A senior NHS leader says "sensible precautions" are needed to reduce the strain on the health service as the virus continues to wreak havoc.
In Kent, there are currently 456 hospital patients with Covid - up from 218 at the start of March, and the highest number since February last year.
The majority are not being treated because of the virus, but the logistics of keeping infected patients away from those without the virus is piling the pressure on overworked hospital teams.
Many trusts are also being hit hard by staff absences, with 1,269 hospital workers in Kent off sick on April 6 - almost 40% of them with Covid.
At the same time, one in three patients attending the county's A&E departments are waiting more than four hours to be seen.
In March alone, 461 endured waits of more than 12 hours to be admitted - many of them in hospital corridors.
Chris Hopson, chief executive of NHS Providers, says at its latest board meeting 20 experienced hospital trust bosses agreed this was "the longest and most sustained period of NHS pressure they had seen in their careers".
He is urging the government to open a discussion with the public about measures they can take to ease the demands on hospitals.
“There is concern across the NHS that the government doesn’t seem to want to talk about coronavirus any more,” he said.
“But we think we need a proper grown-up national debate about what living with Covid actually means.”
Mr Hopson says pretending the virus “doesn’t exist any more and that nobody needs to take any precautions” is one of the reasons for the current prevalence of infection.
In the week up to April 9 there were 8,208 new cases in Kent and Medway.
All legal Covid restrictions in England were ended in February, with Boris Johnson saying: "Let us learn to live with this virus and continue protecting ourselves and others without restrictions on our freedoms.”

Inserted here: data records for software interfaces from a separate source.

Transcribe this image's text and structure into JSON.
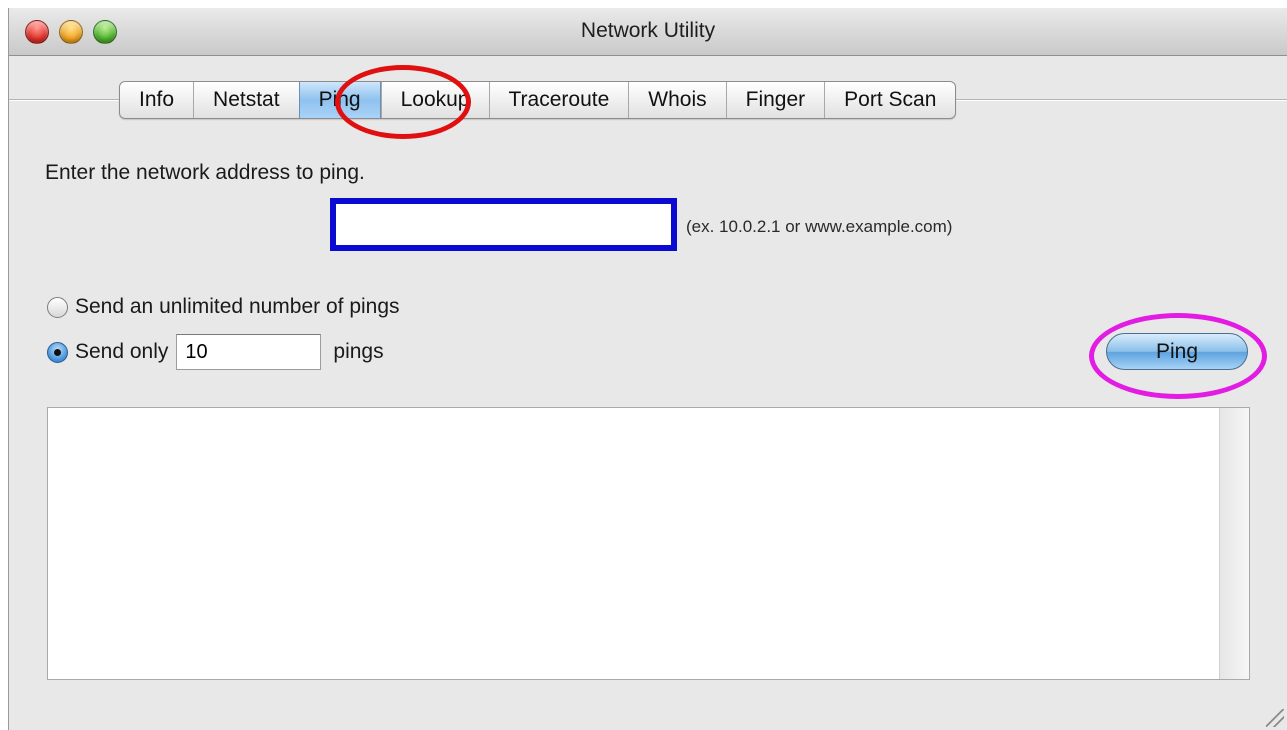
{
  "window": {
    "title": "Network Utility"
  },
  "tabs": [
    {
      "label": "Info",
      "selected": false
    },
    {
      "label": "Netstat",
      "selected": false
    },
    {
      "label": "Ping",
      "selected": true
    },
    {
      "label": "Lookup",
      "selected": false
    },
    {
      "label": "Traceroute",
      "selected": false
    },
    {
      "label": "Whois",
      "selected": false
    },
    {
      "label": "Finger",
      "selected": false
    },
    {
      "label": "Port Scan",
      "selected": false
    }
  ],
  "ping": {
    "prompt": "Enter the network address to ping.",
    "address_value": "",
    "address_hint": "(ex. 10.0.2.1 or www.example.com)",
    "unlimited_label": "Send an unlimited number of pings",
    "send_only_label": "Send only",
    "count_value": "10",
    "pings_suffix": "pings",
    "selected_option": "send_only",
    "button_label": "Ping"
  },
  "annotations": {
    "tab_highlight_color": "#e01010",
    "button_highlight_color": "#e21ce2",
    "input_highlight_color": "#0a0ad0"
  }
}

But Mr Hopson says a debate should be opened up once more to discuss what can be done to cut infection rates.
“Nobody is arguing we should go back to draconian lockdown restrictions, but this is not all or nothing," he explained.

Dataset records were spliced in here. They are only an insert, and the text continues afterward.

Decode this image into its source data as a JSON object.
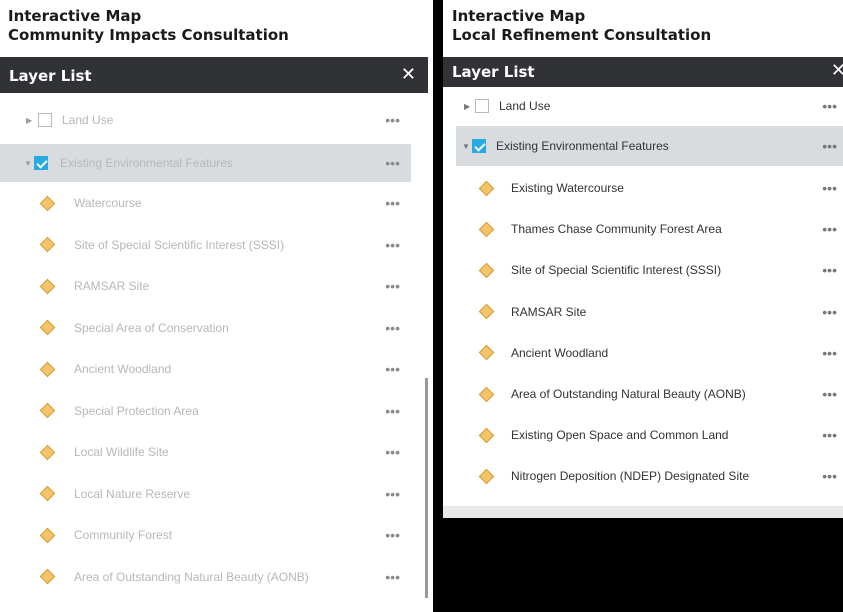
{
  "left": {
    "heading_line1": "Interactive Map",
    "heading_line2": "Community Impacts Consultation",
    "panel_title": "Layer List",
    "close_glyph": "✕",
    "group_land_use": "Land Use",
    "group_env": "Existing Environmental Features",
    "layers": [
      "Watercourse",
      "Site of Special Scientific Interest (SSSI)",
      "RAMSAR Site",
      "Special Area of Conservation",
      "Ancient Woodland",
      "Special Protection Area",
      "Local Wildlife Site",
      "Local Nature Reserve",
      "Community Forest",
      "Area of Outstanding Natural Beauty (AONB)"
    ]
  },
  "right": {
    "heading_line1": "Interactive Map",
    "heading_line2": "Local Refinement Consultation",
    "panel_title": "Layer List",
    "close_glyph": "✕",
    "group_land_use": "Land Use",
    "group_env": "Existing Environmental Features",
    "layers": [
      "Existing Watercourse",
      "Thames Chase Community Forest Area",
      "Site of Special Scientific Interest (SSSI)",
      "RAMSAR Site",
      "Ancient Woodland",
      "Area of Outstanding Natural Beauty (AONB)",
      "Existing Open Space and Common Land",
      "Nitrogen Deposition (NDEP) Designated Site"
    ]
  },
  "menu_glyph": "•••",
  "colors": {
    "titlebar": "#303236",
    "check": "#27a9e1",
    "diamond": "#f4c46b"
  }
}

“There’s an intermediary point which is where most other European nations are, which is their political leaders are explaining what the level of risk is, and they’re basically saying therefore you need to think carefully about: do you want to wear a mask in a public place? Do you want to ensure that if you’re inside with people you don’t normally mix with, there’s proper ventilation? Do you want to maximise the amount of time that you spend outdoors meeting people rather than indoors?”

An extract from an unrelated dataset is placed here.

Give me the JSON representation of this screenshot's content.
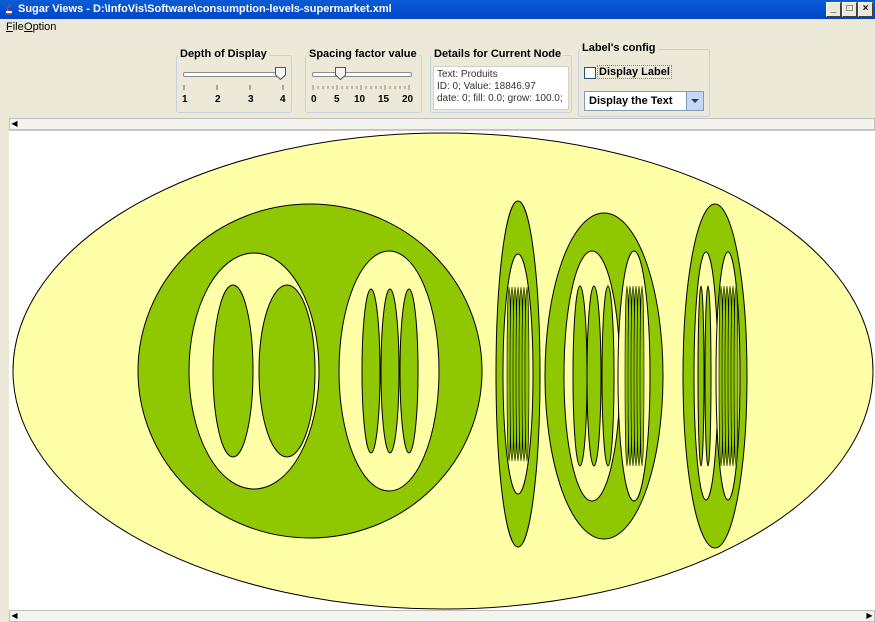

Mr Hopson added that the NHS is facing the levels of pressure normally experienced in the “very depths of winter”.